Biodeserts supervisors: JC Brito; F Martínez-Freiría; G Velo-Antón

Title: Phylogeography and systematics of the Mesalina olivieri species complex (Squamata: Lacertidae) from North-West Africa

Institution: University of Porto, Portugal

Status: Completed



Mesalina is a genus of small xeric lizards currently comprising 19 species distributed from West Africa throughout the Saharo-Sindian deserts to the Indo-Iranian plateau. Previous phylogenetic studies highlighted the presence of cryptic diversity within the genus and described new Mesalina species from its eastern lineages. In this study, we investigated the taxonomy and systematics within the Mesalina olivieri species complex, focusing on the Atlantic Sahara (from Morocco to Mauritania). The species complex is currently represented by three recognised species, all of them present in this region: M. olivieri, M. pasteuri and M. simoni. Using an integrative taxonomy approach based on morphological (pholidotic, coloration and pattern) and molecular (one mtDNA and four nuDNA markers) datasets, robust evidence for the existence of additional taxa within the M. olivieri complex is provided, including an undescribed species in Mauritania. Mesalina sp. nov. Moreover, the taxonomical paraphyly of M. olivieri was resolved. All M. olivieri that cluster together with M. simoni were proposed to be included as subspecies of the latter (M. simoni ssp. nov.). The clade including Mesalina sp. nov. and M. simoni diverged from M. olivieri and M. pasteuri around 9.5 Mya whereas these two later species separated 1 or 2 Mya later in the end of the Miocene. The combined analyses supported a new classification of the Mesalina olivieri species complex into four extant species. The new species is sympatric with M. pasteuri in Mauritania but is phylogenetically and morphologically divergent from it. Species distribution modelling suggests that the new taxon occurs exclusively in the rocky areas of the Adrar Atar plateau and neighbouring regions.

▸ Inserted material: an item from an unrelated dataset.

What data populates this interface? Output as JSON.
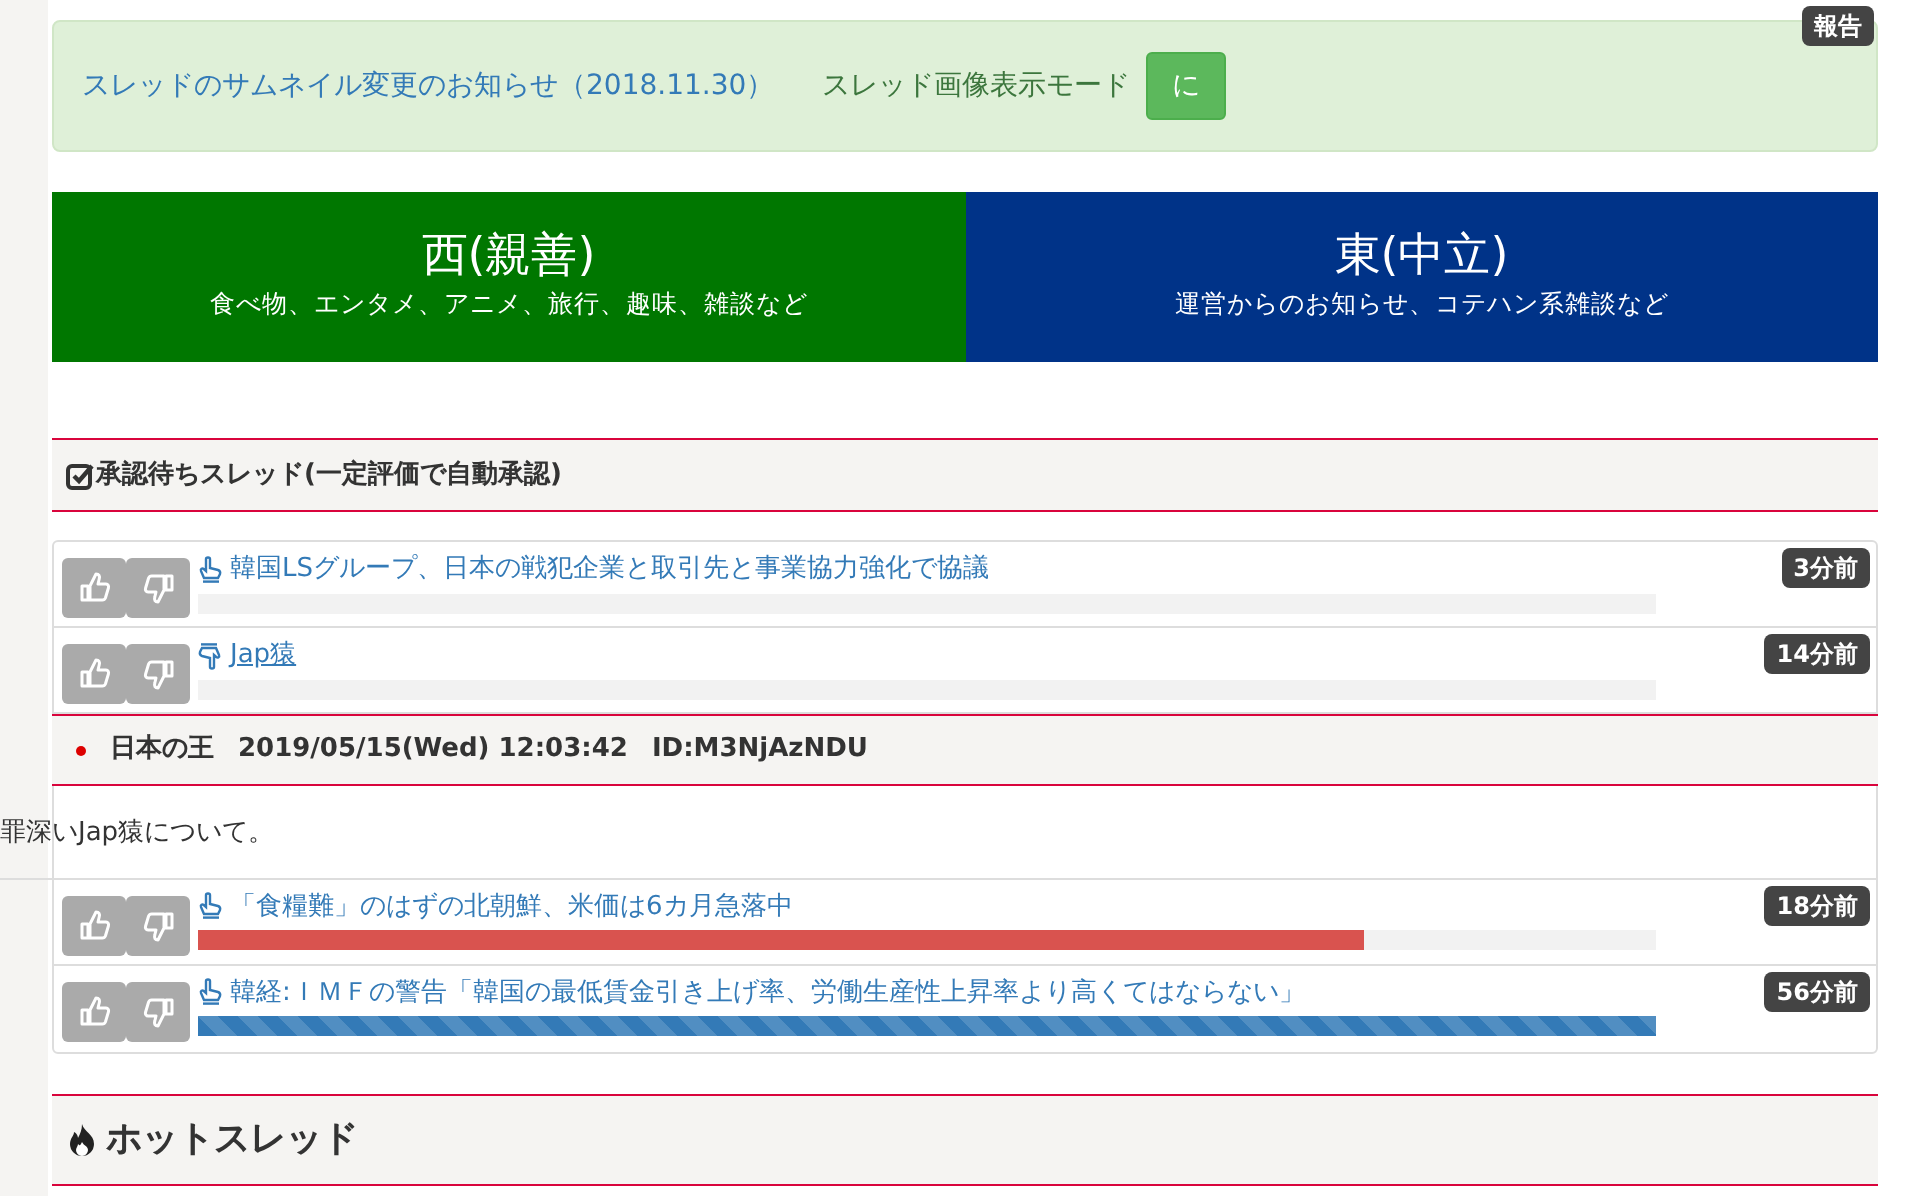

The relatively wide but fragmented distribution of Mesalina sp. nov. suggests that its conservation status is Least Concern (LC).